Schrager has been doing business in his mobile office – a black Mercedes - then walks in to greet me. He shakes my hand but is looking at the wall where he has spied a light fixture is not as it should be and demands to know why. I ask him if he is a perfectionist and he says. “Ha. Perfectionist is an understatement.” He might try 30 or 40 shades of white before he picks the right one. He can recognize if a bouquet, which he has decided must be a precise size and colour, is missing stems. “I don’t have to count them.” A potential buyer at the building recognizes Schrager and seizes the moment, asking, if the gleaming, wavy white walls in the foyer are plastic. Schrager’s face tightens, but the man who some say will simply walk away if he doesn’t like what he is hearing, just replies: “It is Corian marble.”

Schrager says he is actually very shy and does not like to be photographed. But once he warms up, he is charming, his conversation a steady stream of topics. Boutique hotels, Lifestyle apartments, concierges who will cater to how we live. His ideas stem from his roots in the nightclub business where he developed the production skills for acting on creative ideas. “Out of necessity I had to do these big productions and parties and the success or failure of what I did was really predicated on how exciting and magical you could make the space.” This thought process translates to hotels and to residences. “You get an idea, you try and realize it, you build it. It is exactly the same.” He is an avid reader of magazines and hunts the streets of New York for creative, individual ideas.

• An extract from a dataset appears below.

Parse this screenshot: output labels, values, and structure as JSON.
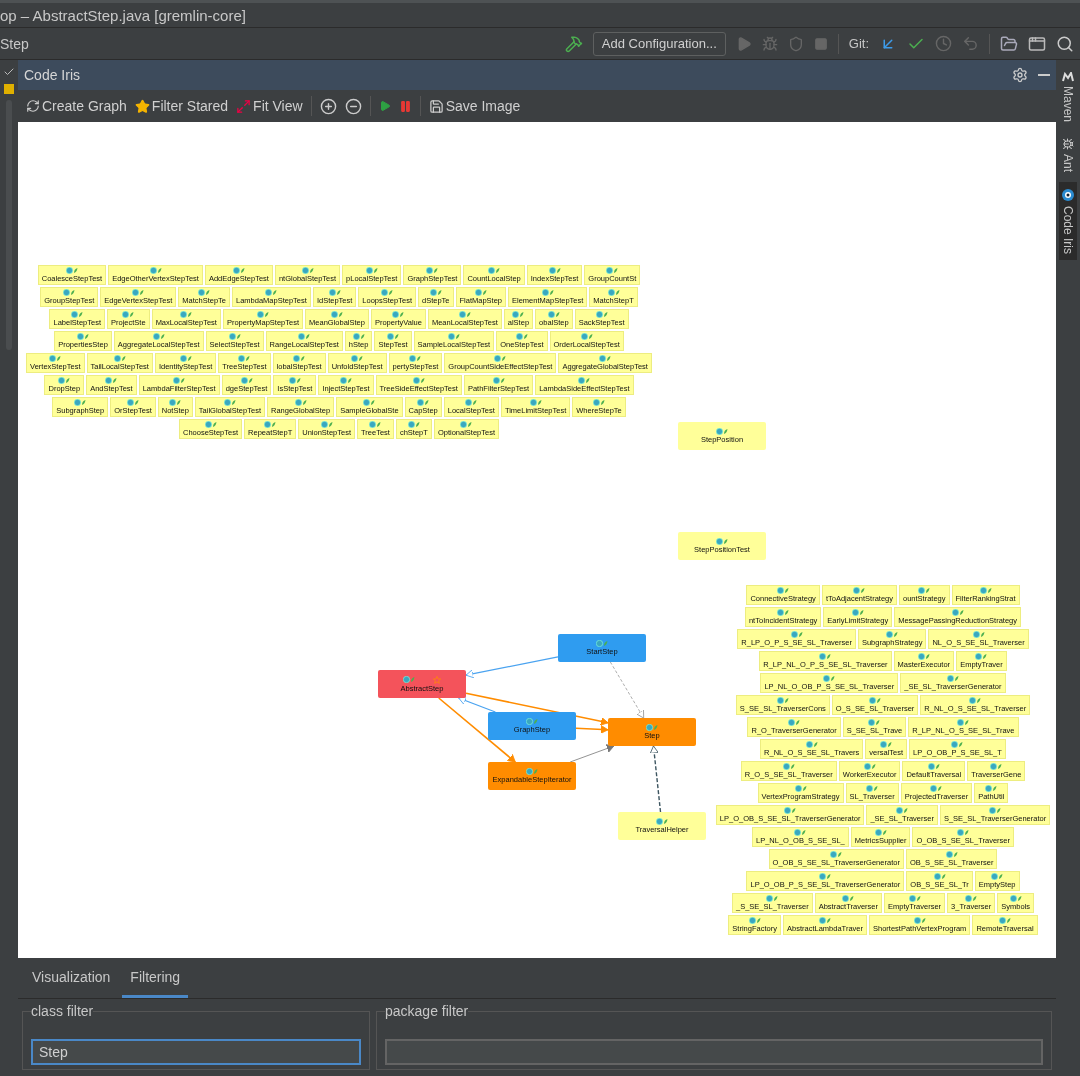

After leaving the Morgans Hotel Group in 2005, he developed his namesake, Ian Schrager company. His new focus is on “managing one’s life’ or rather, having someone else manage it for you. Schrager was at his weekend house in the Hamptons where estate managers do everything for you from writing party invitations to hiring a nanny. “I thought this should be applied to city living. City managers can really make your home somewhere you can enjoy.”

Schrager predicts there will be demand across the board for this kind of living, not just by the super wealthy and that it makes 40 Bond a standout. At the time of writing there were just three of the building’s 27 apartments still for sale. They cost $3 to $10 million. He insists the building’s appeal is not just the design, rather the services that come with it.

Schrager has plenty of other projects on his plate. Recently, he signed a deal with Marriott where he will develop 100 boutique hotels for a new brand that will be launched in major cities across the US, South America, Europe and Asia. He is working on a hotel in Miami, plus another high end hotel in that city as well as a sizeable project (a hotel and residences) on Manhattan’s 10th avenue with developer and friend Aby Rosen He is also looking to close a transaction in Las Vegas and would like to do some more hotels in LA, New York and in London. “Over the next five to seven years I’d like to get to ten or twelve private label hotels and sell it or go public with it. That is the strategy.”

Clearly, Schrager shows no signs of slowing, but his approach is different these days. He works hard to strike a balance with work and family. And he’s spending time on his own immediate environment, 40 Bond. For now his new home is an empty shell, and he doesn’t want to share the specifics other than to say it will be very simple, with most materials from Europe, the woods, marbles and raw finishings. He’d like to keep the rest a secret. “Once something goes mainstream, for me it is over.”